  • Nice post, Chris. The visuals help with these concepts, which aren't easy to digest! The other part of the original question might be phrased as: “Is there such a thing as too much testing and/or optimizing OVER TIME?” To your point, there is really no diminishing point for doing Optimization over time. There might be, however, a diminishing point if a site/organization tries to run too many Optimization activities at the SAME TIME. Either the test results could become polluted, or the organization might implode 😉

    • Good point, Brendan! Running tests at the same time with the same visitors pollutes tests and can muddy results. Try to avoid implosion wherever possible 🙂

  • Chris the important thing is whatever you will do its optimization or building your brand you have to watch it seriously , but not too much strictly. the images you have used in this article is help me lot to understand conversion optimization

  • carl

    Hm. Where you said that 'If you stop testing, competition will pass you..'

    Maybe for Target, Wallmart et al. But for the vast majority of the web, this is not the case. The vast majority of site owners have never heard of CRO, let alone have a comprehensive process of continuous improvement in place.

    but i agree with you on CRO being a silly wanky term 🙂

    • aaron84

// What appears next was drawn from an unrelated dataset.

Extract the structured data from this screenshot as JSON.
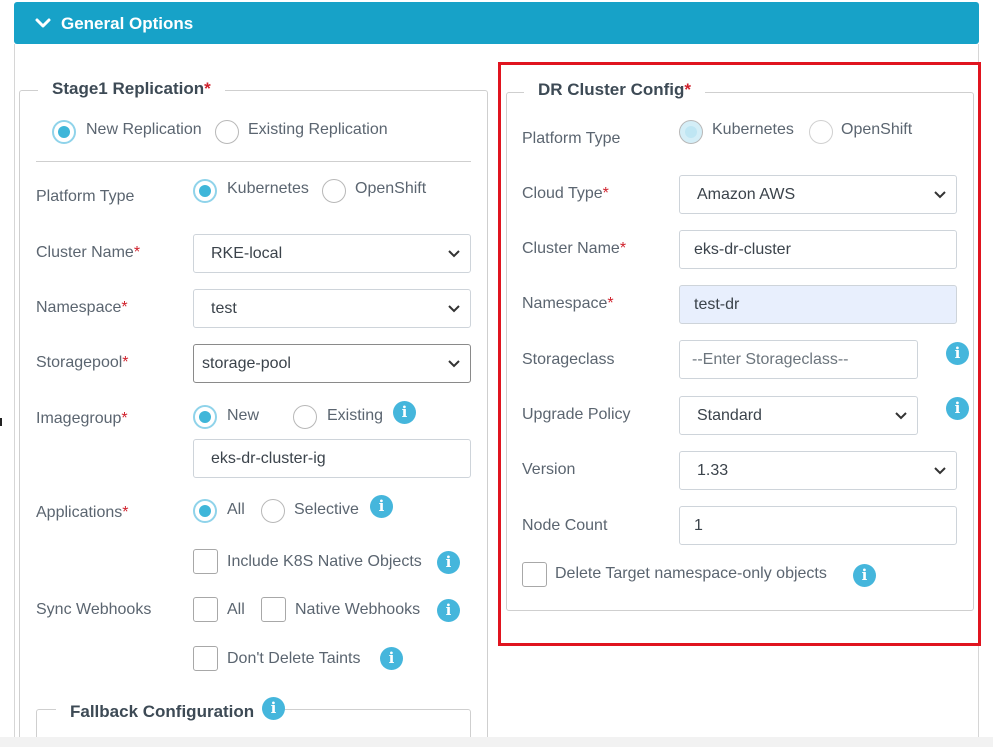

      Yes, but it's not the vast majority of "unsophisticated" advertisers in the ad market that you should be concerned with. It's the other top performers. It's like how at the start of an NBA season, the Miami Heat don't care about 90% of teams and don't closely monitor what they're doing. Also, it should be noted that even if someone doesn't know what CRO is, and he is generally targeting a demographic like yours, he can still way overbid at scale, which would not directly help you. Thanks for posting…I enjoyed all the thoughts here.

  • lizlambos

    Definitely agree on "losing the forest looking for the trees" when you focus on only the funnel and not the actual core product and its relevance. Another case for continuing conversion rate optimization as a process is that in any evolving market best-practices, your user base or your product offering changes which makes continuous monitoring and improvement a must. I've found with a lot of sites even a slightly tweaked adword can re-shape the traffic and effect conversions for the previous best performing forms and calls to action on the site.